─── Records supplied

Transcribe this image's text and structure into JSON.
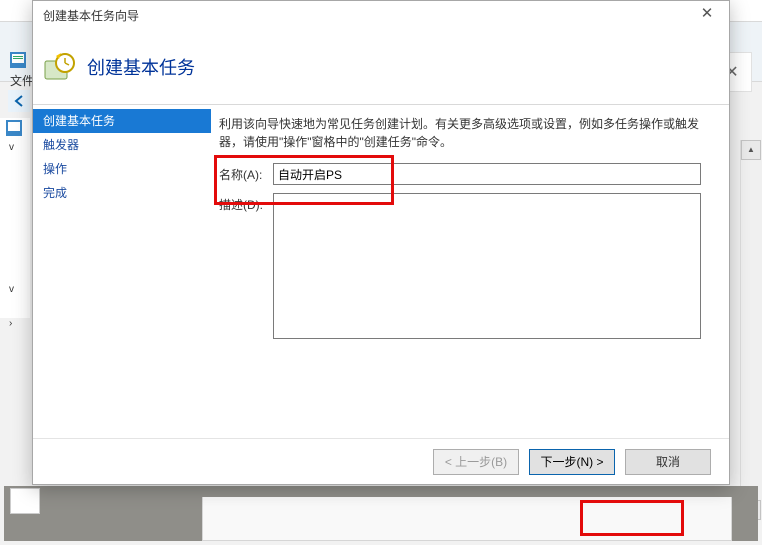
{
  "background": {
    "toolbar_label": "文件",
    "close_x": "✕"
  },
  "dialog": {
    "window_title": "创建基本任务向导",
    "header_title": "创建基本任务",
    "close_label": "✕",
    "steps": {
      "s1": "创建基本任务",
      "s2": "触发器",
      "s3": "操作",
      "s4": "完成"
    },
    "intro": "利用该向导快速地为常见任务创建计划。有关更多高级选项或设置，例如多任务操作或触发器，请使用\"操作\"窗格中的\"创建任务\"命令。",
    "name_label": "名称(A):",
    "name_value": "自动开启PS",
    "desc_label": "描述(D):",
    "desc_value": "",
    "buttons": {
      "back": "< 上一步(B)",
      "next": "下一步(N) >",
      "cancel": "取消"
    }
  }
}
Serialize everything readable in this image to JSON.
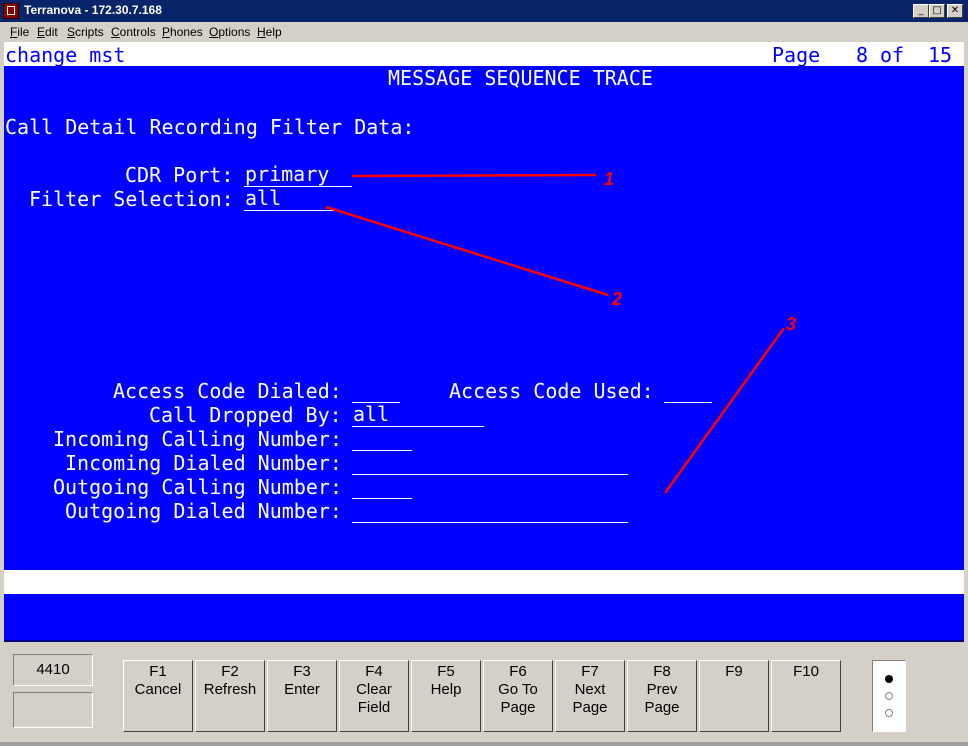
{
  "window": {
    "title": "Terranova - 172.30.7.168"
  },
  "menu": [
    "File",
    "Edit",
    "Scripts",
    "Controls",
    "Phones",
    "Options",
    "Help"
  ],
  "terminal": {
    "command": "change mst",
    "page_label": "Page",
    "page_current": "8",
    "page_of": "of",
    "page_total": "15",
    "heading": "MESSAGE SEQUENCE TRACE",
    "section": "Call Detail Recording Filter Data:",
    "cdr_port_label": "CDR Port:",
    "cdr_port_value": "primary",
    "filter_selection_label": "Filter Selection:",
    "filter_selection_value": "all",
    "access_code_dialed_label": "Access Code Dialed:",
    "access_code_dialed_value": "",
    "access_code_used_label": "Access Code Used:",
    "access_code_used_value": "",
    "call_dropped_by_label": "Call Dropped By:",
    "call_dropped_by_value": "all",
    "incoming_calling_label": "Incoming Calling Number:",
    "incoming_calling_value": "",
    "incoming_dialed_label": "Incoming Dialed Number:",
    "incoming_dialed_value": "",
    "outgoing_calling_label": "Outgoing Calling Number:",
    "outgoing_calling_value": "",
    "outgoing_dialed_label": "Outgoing Dialed Number:",
    "outgoing_dialed_value": ""
  },
  "annotations": [
    "1",
    "2",
    "3"
  ],
  "annotation_color": "#ff0000",
  "panel": {
    "terminal_type": "4410",
    "keys": [
      {
        "key": "F1",
        "line1": "Cancel",
        "line2": ""
      },
      {
        "key": "F2",
        "line1": "Refresh",
        "line2": ""
      },
      {
        "key": "F3",
        "line1": "Enter",
        "line2": ""
      },
      {
        "key": "F4",
        "line1": "Clear",
        "line2": "Field"
      },
      {
        "key": "F5",
        "line1": "Help",
        "line2": ""
      },
      {
        "key": "F6",
        "line1": "Go To",
        "line2": "Page"
      },
      {
        "key": "F7",
        "line1": "Next",
        "line2": "Page"
      },
      {
        "key": "F8",
        "line1": "Prev",
        "line2": "Page"
      },
      {
        "key": "F9",
        "line1": "",
        "line2": ""
      },
      {
        "key": "F10",
        "line1": "",
        "line2": ""
      }
    ]
  }
}
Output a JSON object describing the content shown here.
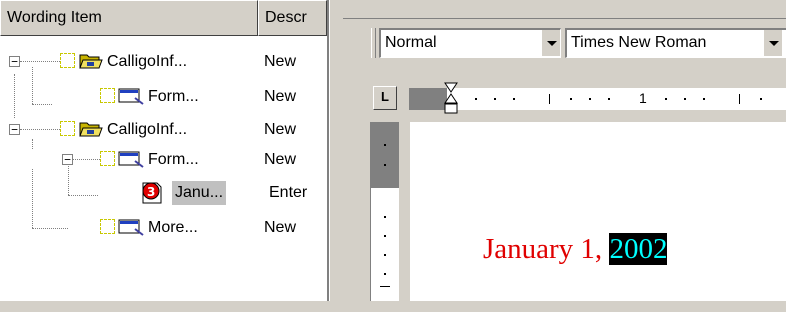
{
  "tree": {
    "columns": {
      "name": "Wording Item",
      "description": "Descr"
    },
    "rows": [
      {
        "label": "CalligoInf...",
        "description": "New",
        "type": "folder",
        "expanded": true
      },
      {
        "label": "Form...",
        "description": "New",
        "type": "form"
      },
      {
        "label": "CalligoInf...",
        "description": "New",
        "type": "folder",
        "expanded": true
      },
      {
        "label": "Form...",
        "description": "New",
        "type": "form",
        "expanded": true
      },
      {
        "label": "Janu...",
        "description": "Enter",
        "type": "field",
        "selected": true
      },
      {
        "label": "More...",
        "description": "New",
        "type": "form"
      }
    ]
  },
  "formatting": {
    "style": "Normal",
    "font": "Times New Roman"
  },
  "ruler": {
    "tab_stop": "L",
    "mark": "1"
  },
  "document": {
    "text_plain": "January 1, ",
    "text_selected": "2002"
  },
  "colors": {
    "doc_text": "#e00000",
    "selection_bg": "#000000",
    "selection_fg": "#00ffff"
  }
}
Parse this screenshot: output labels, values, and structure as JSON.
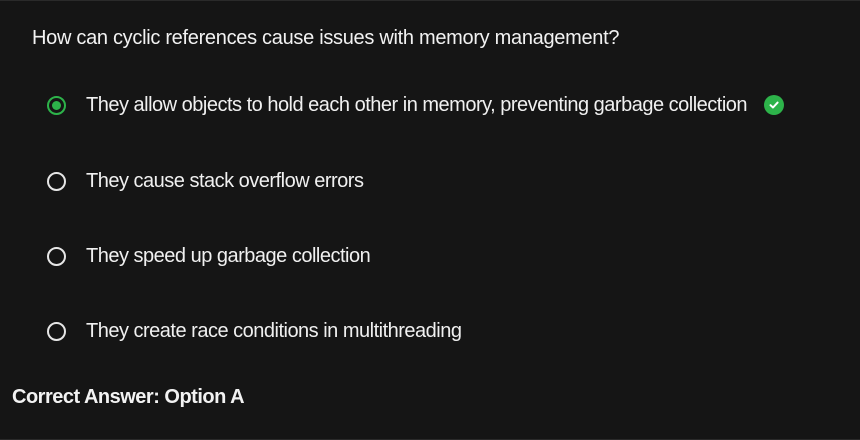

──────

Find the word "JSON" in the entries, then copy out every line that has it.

## Written reply
Transcribe this image's text and structure into JSON.
Serialize everything readable in this image to JSON.
Output a JSON object describing the content shown here.
Parse this screenshot: output labels, values, and structure as JSON.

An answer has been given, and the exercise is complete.